▶ INSTRUCTIONS TO FOLLOW:
Only a single number is expected: how many lines of the data hold the word "platforms".

▶ RECORDS SUPPLIED:
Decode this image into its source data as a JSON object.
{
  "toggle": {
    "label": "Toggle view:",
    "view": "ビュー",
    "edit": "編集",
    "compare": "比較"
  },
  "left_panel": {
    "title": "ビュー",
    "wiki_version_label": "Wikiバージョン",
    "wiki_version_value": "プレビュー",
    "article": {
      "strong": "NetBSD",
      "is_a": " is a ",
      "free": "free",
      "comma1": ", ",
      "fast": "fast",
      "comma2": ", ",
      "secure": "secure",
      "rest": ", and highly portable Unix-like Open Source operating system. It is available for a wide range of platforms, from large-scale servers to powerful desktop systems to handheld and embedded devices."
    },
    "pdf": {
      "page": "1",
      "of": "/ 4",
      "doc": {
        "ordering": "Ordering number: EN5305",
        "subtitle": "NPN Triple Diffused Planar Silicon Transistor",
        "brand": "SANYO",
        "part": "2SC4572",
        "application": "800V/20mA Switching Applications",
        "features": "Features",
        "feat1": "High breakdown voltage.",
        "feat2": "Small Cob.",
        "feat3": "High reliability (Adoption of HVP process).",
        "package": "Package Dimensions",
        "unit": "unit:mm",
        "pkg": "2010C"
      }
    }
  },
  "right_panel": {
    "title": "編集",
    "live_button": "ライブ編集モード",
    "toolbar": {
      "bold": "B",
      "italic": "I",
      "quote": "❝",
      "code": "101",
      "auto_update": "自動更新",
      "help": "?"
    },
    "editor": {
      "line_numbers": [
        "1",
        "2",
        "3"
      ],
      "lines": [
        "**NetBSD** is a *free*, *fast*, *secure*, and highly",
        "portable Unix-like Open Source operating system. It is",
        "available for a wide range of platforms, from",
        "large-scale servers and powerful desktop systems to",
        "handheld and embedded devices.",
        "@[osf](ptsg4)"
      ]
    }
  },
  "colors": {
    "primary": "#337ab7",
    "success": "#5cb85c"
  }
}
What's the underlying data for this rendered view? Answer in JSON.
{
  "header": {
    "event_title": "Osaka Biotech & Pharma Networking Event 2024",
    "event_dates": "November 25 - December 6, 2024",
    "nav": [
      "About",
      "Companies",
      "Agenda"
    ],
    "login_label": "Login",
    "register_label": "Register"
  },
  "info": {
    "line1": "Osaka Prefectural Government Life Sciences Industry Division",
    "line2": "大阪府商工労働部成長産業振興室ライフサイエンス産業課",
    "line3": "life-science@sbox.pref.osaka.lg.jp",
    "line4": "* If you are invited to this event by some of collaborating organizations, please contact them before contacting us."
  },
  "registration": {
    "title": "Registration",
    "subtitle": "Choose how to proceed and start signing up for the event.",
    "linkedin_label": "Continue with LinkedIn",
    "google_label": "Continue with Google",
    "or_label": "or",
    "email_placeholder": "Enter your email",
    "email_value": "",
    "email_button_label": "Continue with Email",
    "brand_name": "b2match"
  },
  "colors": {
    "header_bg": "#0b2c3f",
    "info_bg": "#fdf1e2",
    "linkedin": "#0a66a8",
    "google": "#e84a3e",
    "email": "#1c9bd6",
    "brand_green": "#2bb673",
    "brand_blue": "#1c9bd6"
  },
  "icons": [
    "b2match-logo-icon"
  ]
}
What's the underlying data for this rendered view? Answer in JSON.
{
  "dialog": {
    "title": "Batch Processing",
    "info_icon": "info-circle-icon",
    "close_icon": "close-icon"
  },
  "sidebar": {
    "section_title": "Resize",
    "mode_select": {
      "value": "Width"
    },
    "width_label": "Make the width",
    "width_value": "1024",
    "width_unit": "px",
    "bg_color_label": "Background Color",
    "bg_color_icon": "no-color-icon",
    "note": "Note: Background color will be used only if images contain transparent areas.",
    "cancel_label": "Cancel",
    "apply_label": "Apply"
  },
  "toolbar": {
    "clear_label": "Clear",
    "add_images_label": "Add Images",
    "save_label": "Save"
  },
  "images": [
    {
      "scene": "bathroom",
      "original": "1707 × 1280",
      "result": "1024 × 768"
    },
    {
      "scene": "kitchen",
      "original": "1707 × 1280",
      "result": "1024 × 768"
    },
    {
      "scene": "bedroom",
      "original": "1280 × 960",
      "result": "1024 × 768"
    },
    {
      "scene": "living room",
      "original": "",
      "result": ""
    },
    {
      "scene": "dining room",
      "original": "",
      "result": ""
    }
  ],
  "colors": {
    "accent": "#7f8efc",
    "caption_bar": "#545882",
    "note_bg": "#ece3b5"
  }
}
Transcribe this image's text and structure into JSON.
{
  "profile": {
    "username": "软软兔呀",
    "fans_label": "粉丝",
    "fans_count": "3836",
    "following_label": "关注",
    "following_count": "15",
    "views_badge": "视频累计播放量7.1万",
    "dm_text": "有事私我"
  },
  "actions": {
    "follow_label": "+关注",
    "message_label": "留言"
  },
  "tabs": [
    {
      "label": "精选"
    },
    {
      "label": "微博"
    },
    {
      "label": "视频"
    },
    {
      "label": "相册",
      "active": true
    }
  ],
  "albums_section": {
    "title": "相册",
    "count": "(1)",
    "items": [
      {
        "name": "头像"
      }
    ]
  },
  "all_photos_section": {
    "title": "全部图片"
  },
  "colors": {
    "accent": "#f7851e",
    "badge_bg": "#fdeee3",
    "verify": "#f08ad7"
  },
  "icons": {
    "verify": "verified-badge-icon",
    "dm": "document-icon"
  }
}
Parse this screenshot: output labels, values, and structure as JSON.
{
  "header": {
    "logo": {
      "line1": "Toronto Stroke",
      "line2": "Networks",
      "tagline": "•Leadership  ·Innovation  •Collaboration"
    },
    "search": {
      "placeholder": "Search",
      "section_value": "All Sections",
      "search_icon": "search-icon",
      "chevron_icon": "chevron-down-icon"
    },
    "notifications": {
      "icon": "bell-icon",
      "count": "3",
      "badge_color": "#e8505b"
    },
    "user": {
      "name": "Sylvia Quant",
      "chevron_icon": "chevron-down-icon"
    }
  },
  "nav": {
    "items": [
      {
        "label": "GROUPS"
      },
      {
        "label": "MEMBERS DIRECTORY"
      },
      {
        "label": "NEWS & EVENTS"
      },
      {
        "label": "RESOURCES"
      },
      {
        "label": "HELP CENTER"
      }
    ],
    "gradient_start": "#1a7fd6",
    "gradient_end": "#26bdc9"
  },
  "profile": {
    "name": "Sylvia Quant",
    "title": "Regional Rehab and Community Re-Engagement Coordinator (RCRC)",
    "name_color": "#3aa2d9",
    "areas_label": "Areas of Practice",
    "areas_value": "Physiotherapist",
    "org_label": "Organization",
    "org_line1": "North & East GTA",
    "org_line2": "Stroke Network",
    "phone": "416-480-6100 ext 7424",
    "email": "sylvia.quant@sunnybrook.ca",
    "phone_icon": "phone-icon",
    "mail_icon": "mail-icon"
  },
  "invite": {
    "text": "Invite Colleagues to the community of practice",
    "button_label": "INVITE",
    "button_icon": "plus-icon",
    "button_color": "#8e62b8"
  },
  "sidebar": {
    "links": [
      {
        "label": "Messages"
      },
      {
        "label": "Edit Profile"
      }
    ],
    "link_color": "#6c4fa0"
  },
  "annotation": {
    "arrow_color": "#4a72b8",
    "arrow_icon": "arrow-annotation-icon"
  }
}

▶ EXERCISE RESULT:
2